Kobe Bryant is thinking about the future.
Though the Los Angeles Lakers franchise cornerstone signed a two-year extension in November that will keep him playing through the 2015-16 season, the 35-year-old Bryant has already turned his attention to post-retirement ventures.
Unfortunately, any fans who might be clamoring for Bryant to stay on the bench after he hangs up his sneakers shouldn't hold their breath. Bryant expressed zero interest in a post-retirement coaching position in an interview with CNBC: "Well, you know, you have to find something you're passionate about. And I'm passionate about playing the game. Coaching...I just don't have that obsession to be a great coach."

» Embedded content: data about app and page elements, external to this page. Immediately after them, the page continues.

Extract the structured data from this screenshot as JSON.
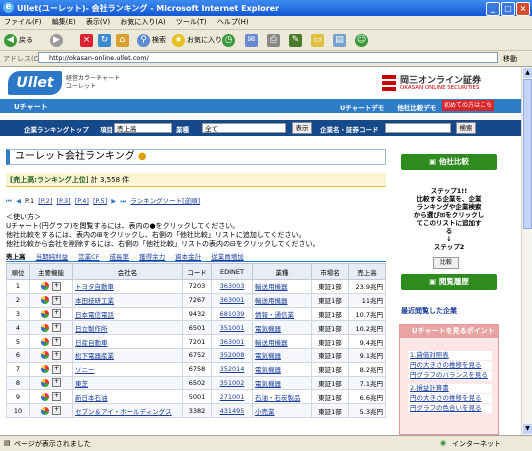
{
  "window": {
    "title": "Ullet(ユーレット)- 会社ランキング - Microsoft Internet Explorer",
    "menu": [
      "ファイル(F)",
      "編集(E)",
      "表示(V)",
      "お気に入り(A)",
      "ツール(T)",
      "ヘルプ(H)"
    ],
    "toolbar": {
      "back": "戻る",
      "search": "検索",
      "favorites": "お気に入り"
    },
    "address_label": "アドレス(D)",
    "address": "http://okasan-online.ullet.com/",
    "go": "移動",
    "status": "ページが表示されました",
    "zone": "インターネット"
  },
  "site": {
    "logo": "Ullet",
    "logo_sub1": "経営カラーチャート",
    "logo_sub2": "ユーレット",
    "brand": "岡三オンライン証券",
    "brand_en": "OKASAN ONLINE SECURITIES",
    "nav_tab": "Uチャート",
    "nav_links": "Uチャートデモ　　他社比較デモ",
    "login": "初めての方はこちら"
  },
  "search": {
    "ranking_top": "企業ランキングトップ",
    "item_label": "項目",
    "item_value": "売上高",
    "industry_label": "業種",
    "industry_value": "全て",
    "show_btn": "表示",
    "code_label": "企業名・証券コード",
    "search_btn": "検索"
  },
  "main": {
    "heading": "ユーレット会社ランキング",
    "subhead": "[売上高:ランキング上位",
    "subhead_count": "] 計 3,558 件",
    "pager_current": "P.1",
    "pager_pages": [
      "[P.2]",
      "[P.3]",
      "[P.4]",
      "[P.5]"
    ],
    "pager_sort": "ランキングソート[逆順]",
    "howto_title": "＜使い方＞",
    "howto_lines": [
      "Uチャート(円グラフ)を閲覧するには、表内の●をクリックしてください。",
      "他社比較をするには、表内の⊞をクリックし、右側の「他社比較」リストに追加してください。",
      "他社比較から会社を削除するには、右側の「他社比較」リストの表内の⊟をクリックしてください。"
    ],
    "sort_items": [
      "売上高",
      "当期純利益",
      "営業CF",
      "成長率",
      "獲得余力",
      "資本金計",
      "従業員増加"
    ],
    "table_headers": [
      "順位",
      "主要機能",
      "会社名",
      "コード",
      "EDINET",
      "業種",
      "市場名",
      "売上高"
    ],
    "rows": [
      {
        "rank": "1",
        "name": "トヨタ自動車",
        "code": "7203",
        "edinet": "363003",
        "industry": "輸送用機器",
        "market": "東証1部",
        "sales": "23.9兆円"
      },
      {
        "rank": "2",
        "name": "本田技研工業",
        "code": "7267",
        "edinet": "363001",
        "industry": "輸送用機器",
        "market": "東証1部",
        "sales": "11兆円"
      },
      {
        "rank": "3",
        "name": "日本電信電話",
        "code": "9432",
        "edinet": "681039",
        "industry": "情報・通信業",
        "market": "東証1部",
        "sales": "10.7兆円"
      },
      {
        "rank": "4",
        "name": "日立製作所",
        "code": "6501",
        "edinet": "351001",
        "industry": "電気機器",
        "market": "東証1部",
        "sales": "10.2兆円"
      },
      {
        "rank": "5",
        "name": "日産自動車",
        "code": "7201",
        "edinet": "363001",
        "industry": "輸送用機器",
        "market": "東証1部",
        "sales": "9.4兆円"
      },
      {
        "rank": "6",
        "name": "松下電器産業",
        "code": "6752",
        "edinet": "352008",
        "industry": "電気機器",
        "market": "東証1部",
        "sales": "9.1兆円"
      },
      {
        "rank": "7",
        "name": "ソニー",
        "code": "6758",
        "edinet": "352014",
        "industry": "電気機器",
        "market": "東証1部",
        "sales": "8.2兆円"
      },
      {
        "rank": "8",
        "name": "東芝",
        "code": "6502",
        "edinet": "351002",
        "industry": "電気機器",
        "market": "東証1部",
        "sales": "7.1兆円"
      },
      {
        "rank": "9",
        "name": "新日本石油",
        "code": "5001",
        "edinet": "271001",
        "industry": "石油・石炭製品",
        "market": "東証1部",
        "sales": "6.6兆円"
      },
      {
        "rank": "10",
        "name": "セブン＆アイ・ホールディングス",
        "code": "3382",
        "edinet": "431495",
        "industry": "小売業",
        "market": "東証1部",
        "sales": "5.3兆円"
      }
    ]
  },
  "side": {
    "compare_btn": "他社比較",
    "step_text": [
      "ステップ1!!",
      "比較する企業を、企業",
      "ランキングや企業検索",
      "から選び⊞をクリックし",
      "てこのリストに追加す",
      "る",
      "↓",
      "ステップ2"
    ],
    "compare_small": "比較",
    "history_btn": "閲覧履歴",
    "recent": "最近閲覧した企業",
    "point_title": "Uチャートを見るポイント",
    "point_lines": [
      "1.貸借対照表",
      "円の大きさの推移を見る",
      "円グラフのバランスを見る",
      "2.損益計算書",
      "円の大きさの推移を見る",
      "円グラフの色合いを見る"
    ]
  }
}
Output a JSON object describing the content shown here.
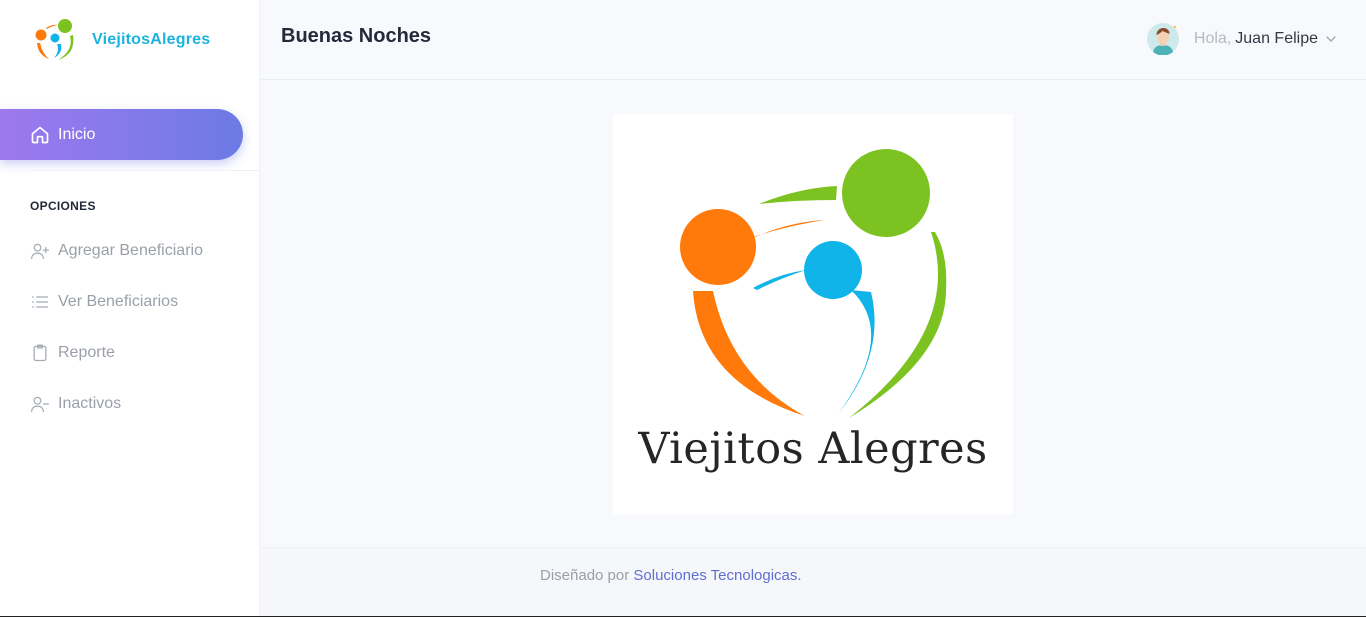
{
  "sidebar": {
    "brand": {
      "name": "ViejitosAlegres",
      "logo_icon": "viejitos-alegres-logo"
    },
    "active_item": {
      "label": "Inicio",
      "icon": "home-icon"
    },
    "section_title": "OPCIONES",
    "items": [
      {
        "label": "Agregar Beneficiario",
        "icon": "user-plus-icon"
      },
      {
        "label": "Ver Beneficiarios",
        "icon": "list-icon"
      },
      {
        "label": "Reporte",
        "icon": "clipboard-icon"
      },
      {
        "label": "Inactivos",
        "icon": "user-minus-icon"
      }
    ]
  },
  "header": {
    "title": "Buenas Noches",
    "user": {
      "greeting": "Hola,",
      "name": "Juan Felipe",
      "avatar_icon": "user-avatar",
      "dropdown_icon": "chevron-down-icon"
    }
  },
  "main": {
    "logo_caption": "Viejitos Alegres"
  },
  "footer": {
    "prefix": "Diseñado por",
    "link_text": "Soluciones Tecnologicas."
  },
  "colors": {
    "accent_gradient_start": "#9d79ed",
    "accent_gradient_end": "#6c7ae6",
    "brand_blue": "#1cb3de",
    "logo_orange": "#ff7a0a",
    "logo_green": "#7cc322",
    "logo_blue": "#10b4e8",
    "footer_link": "#5f6fce"
  }
}
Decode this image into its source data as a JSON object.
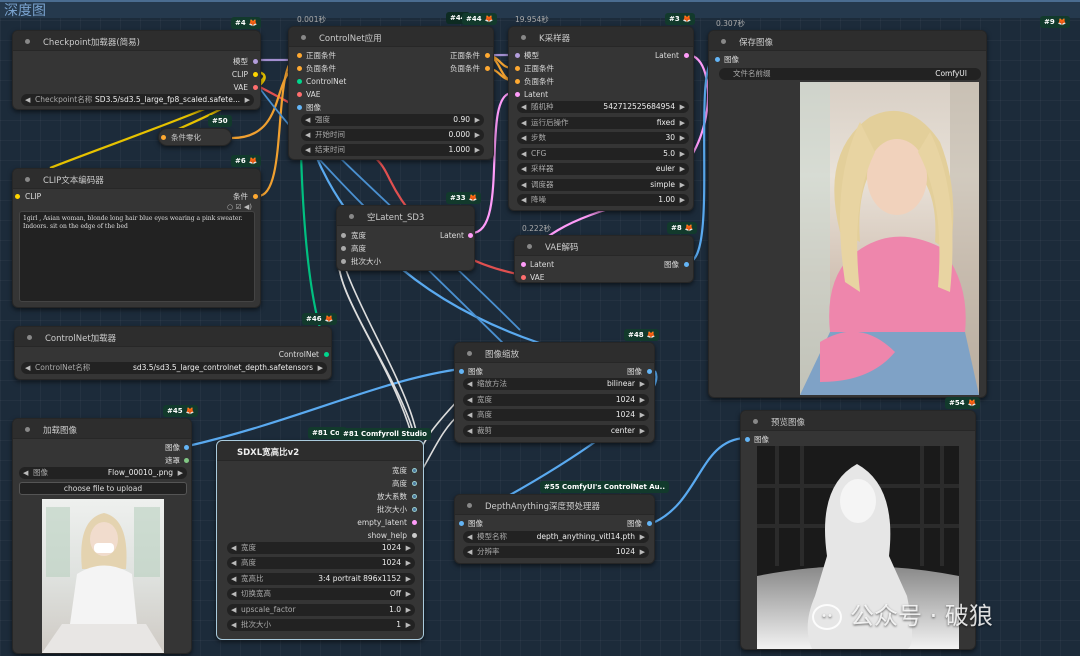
{
  "group": {
    "title": "深度图"
  },
  "nodes": {
    "checkpoint": {
      "title": "Checkpoint加载器(简易)",
      "id": "#4",
      "out": [
        "模型",
        "CLIP",
        "VAE"
      ],
      "w_label": "Checkpoint名称",
      "w_value": "SD3.5/sd3.5_large_fp8_scaled.safete..."
    },
    "cond_zero": {
      "title": "条件零化",
      "id": "#50"
    },
    "clip_text": {
      "title": "CLIP文本编码器",
      "id": "#6",
      "in": "CLIP",
      "out": "条件",
      "text": "1girl , Asian woman, blonde long hair blue eyes wearing a pink sweater. Indoors. sit on the edge of the bed"
    },
    "controlnet_apply": {
      "title": "ControlNet应用",
      "id": "#44",
      "time": "0.001秒",
      "in": [
        "正面条件",
        "负面条件",
        "ControlNet",
        "VAE",
        "图像"
      ],
      "out": [
        "正面条件",
        "负面条件"
      ],
      "widgets": [
        {
          "l": "强度",
          "v": "0.90"
        },
        {
          "l": "开始时间",
          "v": "0.000"
        },
        {
          "l": "结束时间",
          "v": "1.000"
        }
      ]
    },
    "ksampler": {
      "title": "K采样器",
      "id": "#3",
      "time": "19.954秒",
      "in": [
        "模型",
        "正面条件",
        "负面条件",
        "Latent"
      ],
      "out": "Latent",
      "widgets": [
        {
          "l": "随机种",
          "v": "542712525684954"
        },
        {
          "l": "运行后操作",
          "v": "fixed"
        },
        {
          "l": "步数",
          "v": "30"
        },
        {
          "l": "CFG",
          "v": "5.0"
        },
        {
          "l": "采样器",
          "v": "euler"
        },
        {
          "l": "调度器",
          "v": "simple"
        },
        {
          "l": "降噪",
          "v": "1.00"
        }
      ]
    },
    "save_image": {
      "title": "保存图像",
      "id": "#9",
      "time": "0.307秒",
      "in": "图像",
      "w_label": "文件名前缀",
      "w_value": "ComfyUI"
    },
    "latent_sd3": {
      "title": "空Latent_SD3",
      "id": "#33",
      "in": [
        "宽度",
        "高度",
        "批次大小"
      ],
      "out": "Latent"
    },
    "vae_decode": {
      "title": "VAE解码",
      "id": "#8",
      "time": "0.222秒",
      "in": [
        "Latent",
        "VAE"
      ],
      "out": "图像"
    },
    "controlnet_loader": {
      "title": "ControlNet加载器",
      "id": "#46",
      "out": "ControlNet",
      "w_label": "ControlNet名称",
      "w_value": "sd3.5/sd3.5_large_controlnet_depth.safetensors"
    },
    "image_scale": {
      "title": "图像缩放",
      "id": "#48",
      "in": "图像",
      "out": "图像",
      "widgets": [
        {
          "l": "缩放方法",
          "v": "bilinear"
        },
        {
          "l": "宽度",
          "v": "1024"
        },
        {
          "l": "高度",
          "v": "1024"
        },
        {
          "l": "裁剪",
          "v": "center"
        }
      ]
    },
    "load_image": {
      "title": "加载图像",
      "id": "#45",
      "out": [
        "图像",
        "遮罩"
      ],
      "w_label": "图像",
      "w_value": "Flow_00010_.png",
      "upload": "choose file to upload"
    },
    "sdxl_ratio": {
      "title": "SDXL宽高比v2",
      "id": "#81 Cor",
      "id2": "#81 Comfyroll Studio",
      "out": [
        "宽度",
        "高度",
        "放大系数",
        "批次大小",
        "empty_latent",
        "show_help"
      ],
      "widgets": [
        {
          "l": "宽度",
          "v": "1024"
        },
        {
          "l": "高度",
          "v": "1024"
        },
        {
          "l": "宽高比",
          "v": "3:4 portrait 896x1152"
        },
        {
          "l": "切换宽高",
          "v": "Off"
        },
        {
          "l": "upscale_factor",
          "v": "1.0"
        },
        {
          "l": "批次大小",
          "v": "1"
        }
      ]
    },
    "depth_anything": {
      "title": "DepthAnything深度预处理器",
      "id": "#55 ComfyUI's ControlNet Au..",
      "in": "图像",
      "out": "图像",
      "widgets": [
        {
          "l": "模型名称",
          "v": "depth_anything_vitl14.pth"
        },
        {
          "l": "分辨率",
          "v": "1024"
        }
      ]
    },
    "preview": {
      "title": "预览图像",
      "id": "#54",
      "in": "图像"
    }
  },
  "watermark": "公众号 · 破狼",
  "colors": {
    "model": "#b39ddb",
    "clip": "#ffd500",
    "vae": "#ff6e6e",
    "cond": "#ffa931",
    "image": "#64b5f6",
    "latent": "#ff9cf9",
    "controlnet": "#00d78d",
    "int": "#aaaaaa",
    "mask": "#81c784"
  }
}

Bryant's attitude—that the business world is far more intriguing than coaching—is in line with that of most modern NBA superstars. There was a time when more Hall of Fame players transitioned from the court to the bench. Lenny Wilkens and Bill Russell are two of the most famous examples of legendary player-coaches.
Even many of the greats who came to the fore in the early '80s—Larry Bird, Isiah Thomas, Magic Johnson—tried their hand at coaching at one point; even if Magic only coached the Lakers for 16 games.
But it was players like Magic and especially Michael Jordan who showed later generations of big-name players that they could use their star status to make hay in the world of business. And with the kind of money they make, it should come as no surprise that Magic and Michael have become beacons that other NBA retirees wish to follow.
Nowadays, there is only one surefire Hall of Famer currently serving as an NBA head coach: Jason Kidd of the Brooklyn Nets. But there are other legendary players—like current Charlotte Bobcats assistant Patrick Ewing—looking for their first head coaching gig.
Per Ryan Carreon of the Deseret News, there may be some merit to the idea that quality players make quality coaches:
According to a study done by researchers at Cornell University and the University of Warwick in the United Kingdom, former basketball players who had long careers, or were selected as All-Stars, had statistically higher winning percentages as head coaches.
"Having a former All-Star player as your coach is worth about six extra places in the NBA rankings in team winning percentage," said Larry Kahn, a professor of labor economics and collective bargaining at Cornell’s ILR School. "We were surprised at the strength of the statistical evidence."
As for Bryant, he has the name value—especially in China, the world's largest market—to succeed in any business venture. As with everything he does, it would be unwise to bet against him.